But my world is more concrete, and the monk ambled back in when I reached the display of furniture built by the famous Prairie School architects Frank Lloyd Wright and George Grant Elmslie. He continued his splay-footed stroll among the intensely-crafted tables and chairs that the curator’s signs admitted were uncomfortable. After a quick circle, he peered over a walkway to look at quilts hung like flags from the walls and ceilings. And what was more American about this scene? The quilts, the furniture or the monk? The famous American architect George Grant Elmslie having been born in Scotland, after all.

“People who voted for Trump,” the cabbie told me on the way back to the hotel, perhaps meaning himself, “people wanted jobs. They didn’t want this.” There were anti-Trump demonstrations at the Minneapolis airport, he told me, having just dropped off a traveller. “People doing their thing in the terminal,” he said, turning ironical. “Making America great again.”

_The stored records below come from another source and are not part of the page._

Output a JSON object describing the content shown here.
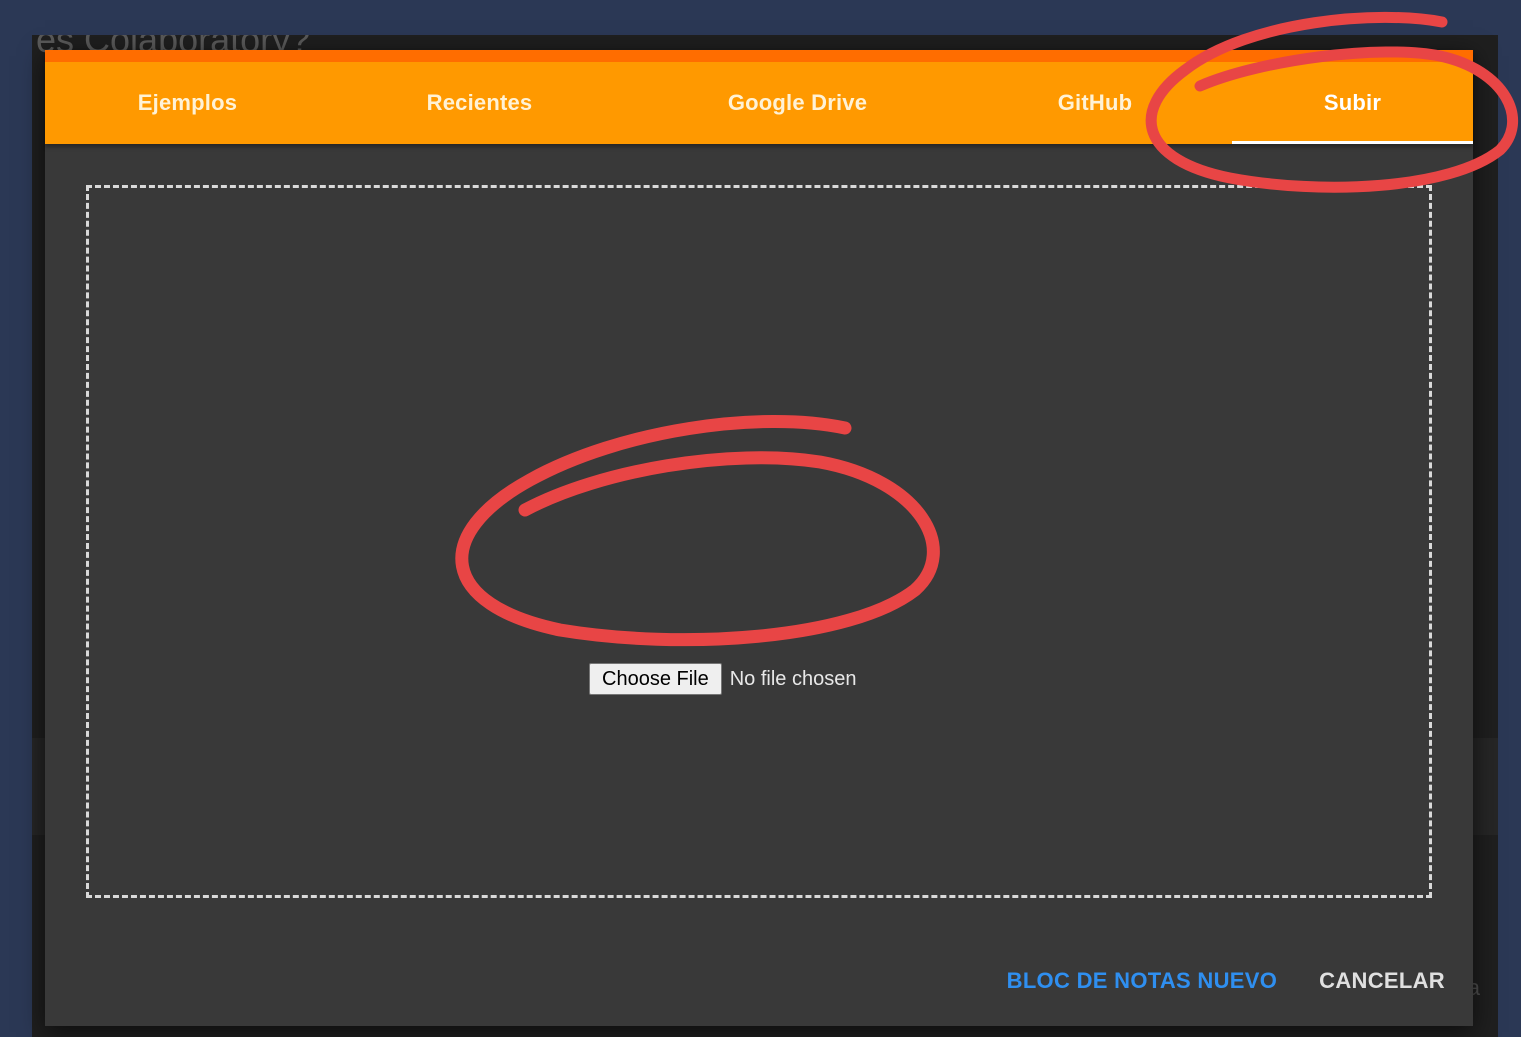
{
  "background_page": {
    "title_fragment": "es Colaboratory?",
    "right_fragment": "lita"
  },
  "dialog": {
    "tabs": [
      {
        "label": "Ejemplos",
        "active": false
      },
      {
        "label": "Recientes",
        "active": false
      },
      {
        "label": "Google Drive",
        "active": false
      },
      {
        "label": "GitHub",
        "active": false
      },
      {
        "label": "Subir",
        "active": true
      }
    ],
    "upload": {
      "button_label": "Choose File",
      "status_text": "No file chosen"
    },
    "actions": {
      "new_notebook_label": "BLOC DE NOTAS NUEVO",
      "cancel_label": "CANCELAR"
    }
  },
  "colors": {
    "tab_bar": "#ff9900",
    "tab_bar_top": "#ff6d00",
    "dialog_bg": "#393939",
    "primary_action": "#2f8ff0",
    "annotation": "#e84545",
    "page_border": "#2b3855"
  },
  "annotations": [
    {
      "type": "hand-drawn-circle",
      "target": "tab-subir"
    },
    {
      "type": "hand-drawn-circle",
      "target": "file-chooser"
    }
  ]
}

When we reached the hotel, I joined ECW publisher David Caron and publicist Susannah Ames in the ballroom for a very American pursuit: marketing. After we made a quick circle of the room, I found I’d be sharing a table with Ed Brubaker, the multi-award-winning American graphic novelist, comic book writer and cartoonist who had drawn both Captain America and Wonder Woman and now writes for the TV series Westworld.

We chatted for half a second, then the clock hit 5 pm and the ballroom doors opened. An extraordinary sight, very welcome to a writer. Booksellers surged in, a flood of booksellers, a tsunami of booksellers crashing across the carpet like a wave and breaking toward their favorite authors. Elizabeth Strout was engulfed. Emma Donoghue’s scarlet hair bobbed above her fans like a buoy, while beside me, Ed was quickly surrounded by enough tattoos and piercings to fill a waterfront bar.

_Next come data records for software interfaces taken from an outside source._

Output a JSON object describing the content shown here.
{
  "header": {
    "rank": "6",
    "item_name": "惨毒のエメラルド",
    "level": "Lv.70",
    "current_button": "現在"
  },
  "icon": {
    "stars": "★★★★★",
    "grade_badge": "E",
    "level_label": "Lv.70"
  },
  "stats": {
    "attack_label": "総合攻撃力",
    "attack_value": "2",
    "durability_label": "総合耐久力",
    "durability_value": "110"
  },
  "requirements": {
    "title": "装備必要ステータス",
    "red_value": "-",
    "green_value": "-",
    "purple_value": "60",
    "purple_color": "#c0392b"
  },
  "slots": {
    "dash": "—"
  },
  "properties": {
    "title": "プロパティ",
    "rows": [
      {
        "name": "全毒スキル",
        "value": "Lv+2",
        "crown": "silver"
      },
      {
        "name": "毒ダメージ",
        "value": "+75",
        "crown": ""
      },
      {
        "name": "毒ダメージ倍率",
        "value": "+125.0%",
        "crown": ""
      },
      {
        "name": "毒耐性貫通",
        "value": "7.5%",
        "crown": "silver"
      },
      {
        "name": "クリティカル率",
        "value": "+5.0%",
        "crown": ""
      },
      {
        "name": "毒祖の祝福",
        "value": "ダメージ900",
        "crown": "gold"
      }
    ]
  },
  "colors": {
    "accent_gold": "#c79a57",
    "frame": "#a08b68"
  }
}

Out there somewhere, David and Susannah worked the room with ECW sales reps, sending a stream of booksellers to my side of the table. A mixing began as young women in Ed’s line heard that Charlotte Brontë is a character in my novel and began lapping toward me. At the same time, people sent over by ECW recognized Ed and washed over to him. Strange tablefellows: Ed’s new graphic novel, Kill or Be Killed (“Brubaker’s next ‘Kill’ oozes with modern pulp”—USA Today) and my historical novel. But people seemed to find common ground.

A couple of hours later, my hand sore from signing, I watched booksellers stream out of the ballroom almost as quickly as they’d streamed in. Two of them chatted as they passed me. “I keep thinking Trump is just a bad dream,” one said. “I’ll wake up tomorrow and everything will be back to normal.”

Two more passed by. “I keep hoping I’ll wake up and he’s just gone. It never happened.”

Wake up. Wake up. I kept hearing it.

Late that night, after dinner, I did a quick search on my phone for “Tibetans + Minneapolis” and learned there are enough Tibetans in Minnesota that the reincarnation of a lama has been identified in the capital, one of the few lamas ever discovered in the west. According to the Star Tribune, the Dalai Lama has agreed that Jalue Dorjee is a reincarnation and sent his parents two letters confirming it and offering advice.

Jalue is now ten years old. “He wakes just before 6 a.m. and heads to the family prayer room,” the story says. “There, he sits with his father and reads aloud from Buddhist scriptures. Boxes of the sacred texts line the walls in the room, and Jalue has learned many of them by heart.

“His father, Dorje Tsegyal, listens as he reads, gently correcting him as needed. The two have a deal: For every book the young lama memorizes, he receives one Pokemon card. He’s up to 258 cards.”

After reading the article, I opened Patti Smith’s book. Her dream cowboy drawled, “The writer is a conductor.” I wondered if he meant a symphony conductor, given of the way we try to pull disparate elements together instead of breaking them apart. But the book is called M Train, so Smith seems to feel the cowboy meant conductors of a different stripe (although maybe not mustard and crimson).

Finding my place in her memoir, I jumped on board.